From next April, the amount earned before income tax is paid will be £10,000 - instead of £8,105 in the current tax year and £9,440 in the 2013-14 tax year. The move will take over 250,000 low earners out of the tax system and benefit a further 24 million people on salaries under £41,865.
In practical terms, this means if you start a graduate job on a salary of £25,000, you'll be £280 better off a year from next April than you would be today. National Insurance contributions for employees will remain at 12 per cent on earnings above £7,605.
Whether you have your own car or regularly take public transport to and from university, you should be pleased to hear that the 3p rise in fuel duty, which was due to come into force this September, has been scrapped.
Fuel duty has been frozen at 57.95p per litre since March 2011. This means over 40 per cent of the price you pay at the pump is fuel duty and, with the addition of VAT, almost 60 per cent of fuel costs go directly to the government.
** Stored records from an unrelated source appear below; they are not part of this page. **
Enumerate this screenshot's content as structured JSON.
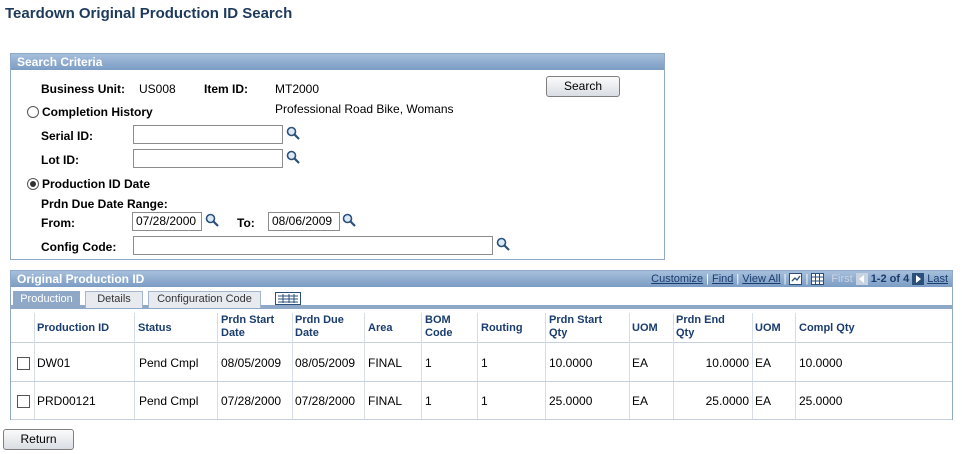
{
  "page": {
    "title": "Teardown Original Production ID Search"
  },
  "search": {
    "header": "Search Criteria",
    "business_unit_label": "Business Unit:",
    "business_unit_value": "US008",
    "item_id_label": "Item ID:",
    "item_id_value": "MT2000",
    "item_description": "Professional Road Bike, Womans",
    "search_button": "Search",
    "completion_history_label": "Completion History",
    "serial_id_label": "Serial ID:",
    "serial_id_value": "",
    "lot_id_label": "Lot ID:",
    "lot_id_value": "",
    "production_id_date_label": "Production ID Date",
    "due_range_label": "Prdn Due Date Range:",
    "from_label": "From:",
    "from_value": "07/28/2000",
    "to_label": "To:",
    "to_value": "08/06/2009",
    "config_code_label": "Config Code:",
    "config_code_value": ""
  },
  "grid": {
    "header": "Original Production ID",
    "nav": {
      "customize": "Customize",
      "find": "Find",
      "view_all": "View All",
      "sep": "|",
      "first": "First",
      "range": "1-2 of 4",
      "last": "Last"
    },
    "tabs": [
      "Production",
      "Details",
      "Configuration Code"
    ],
    "columns": {
      "production_id": "Production ID",
      "status": "Status",
      "prdn_start_date": "Prdn Start Date",
      "prdn_due_date": "Prdn Due Date",
      "area": "Area",
      "bom_code": "BOM Code",
      "routing": "Routing",
      "prdn_start_qty": "Prdn Start Qty",
      "uom1": "UOM",
      "prdn_end_qty": "Prdn End Qty",
      "uom2": "UOM",
      "compl_qty": "Compl Qty"
    },
    "rows": [
      {
        "production_id": "DW01",
        "status": "Pend Cmpl",
        "start": "08/05/2009",
        "due": "08/05/2009",
        "area": "FINAL",
        "bom": "1",
        "routing": "1",
        "start_qty": "10.0000",
        "uom1": "EA",
        "end_qty": "10.0000",
        "uom2": "EA",
        "compl_qty": "10.0000"
      },
      {
        "production_id": "PRD00121",
        "status": "Pend Cmpl",
        "start": "07/28/2000",
        "due": "07/28/2000",
        "area": "FINAL",
        "bom": "1",
        "routing": "1",
        "start_qty": "25.0000",
        "uom1": "EA",
        "end_qty": "25.0000",
        "uom2": "EA",
        "compl_qty": "25.0000"
      }
    ]
  },
  "footer": {
    "return_button": "Return"
  },
  "colors": {
    "header_blue": "#8fa8c7",
    "title": "#1d3a5c",
    "link": "#1a3c6e"
  }
}
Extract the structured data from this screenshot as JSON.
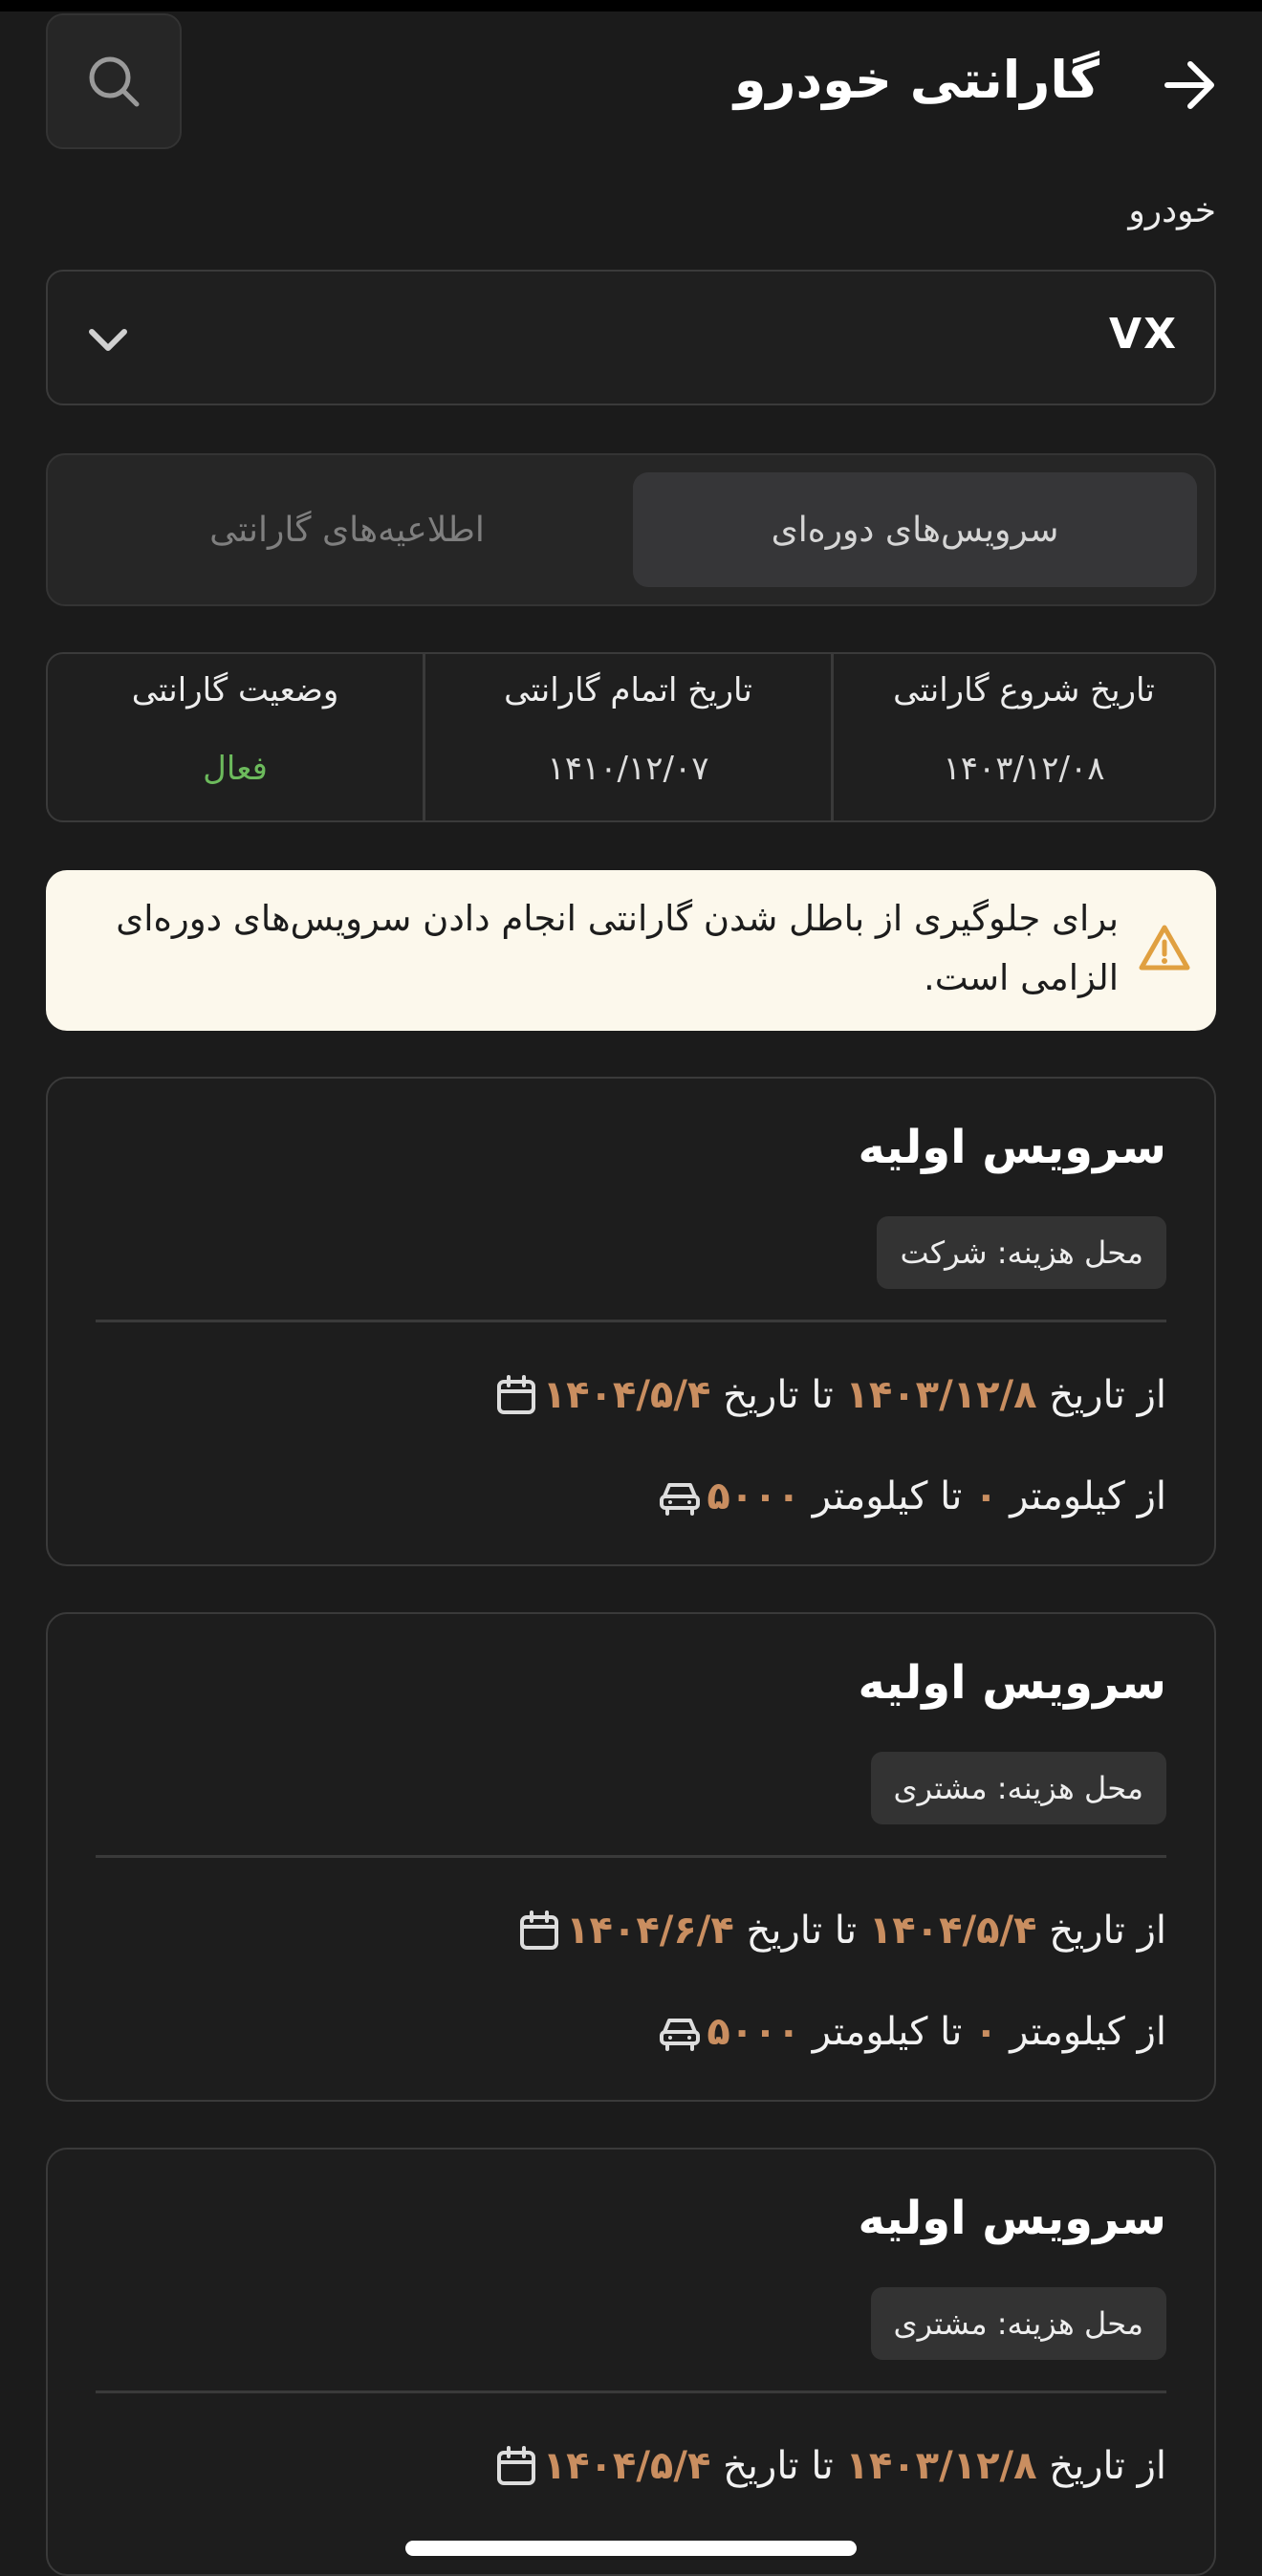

Higher fuel duties would have made driving more expensive and could have pushed up the cost of public transport and seriously harmed the economy. Pressure remains on the government to cut the fuel duty.
The cost of going to the pub could rise or fall depending on your drinking habits. If you're a beer drinker, it's good news: a planned 3p rise in beer duty has been scrapped in favour of a 1p price cut, and the alcohol duty escalator - an annual price increase of 2 per cent on top of inflation (currently 2.8 per cent) - has been abolished on beer.
The difference it'll make to your pocket is small change. If you drink 12 pints of beer a week, you'll be £5.55 better off in 2013/14 than you were last year - enough for an extra pint or a kebab on the way home. But it'll make a big difference to Britain's breweries and pubs, which have struggled during the economic downturn, by helping them to grow and create jobs.
If your preferred tipple is wine or mixed drinks, the Budget will make your nights out more expensive. The alcohol duty escalator will remain in place on wine and spirits, meaning a year-on-year duty increase of almost 5 per cent will hit consumers and the industry. If you drink three bottles of wine a week it'll cost you £14.60 more this year than it did last year, and if you consume 12 mixed drinks a week it'll cost you £17.59 more than last year.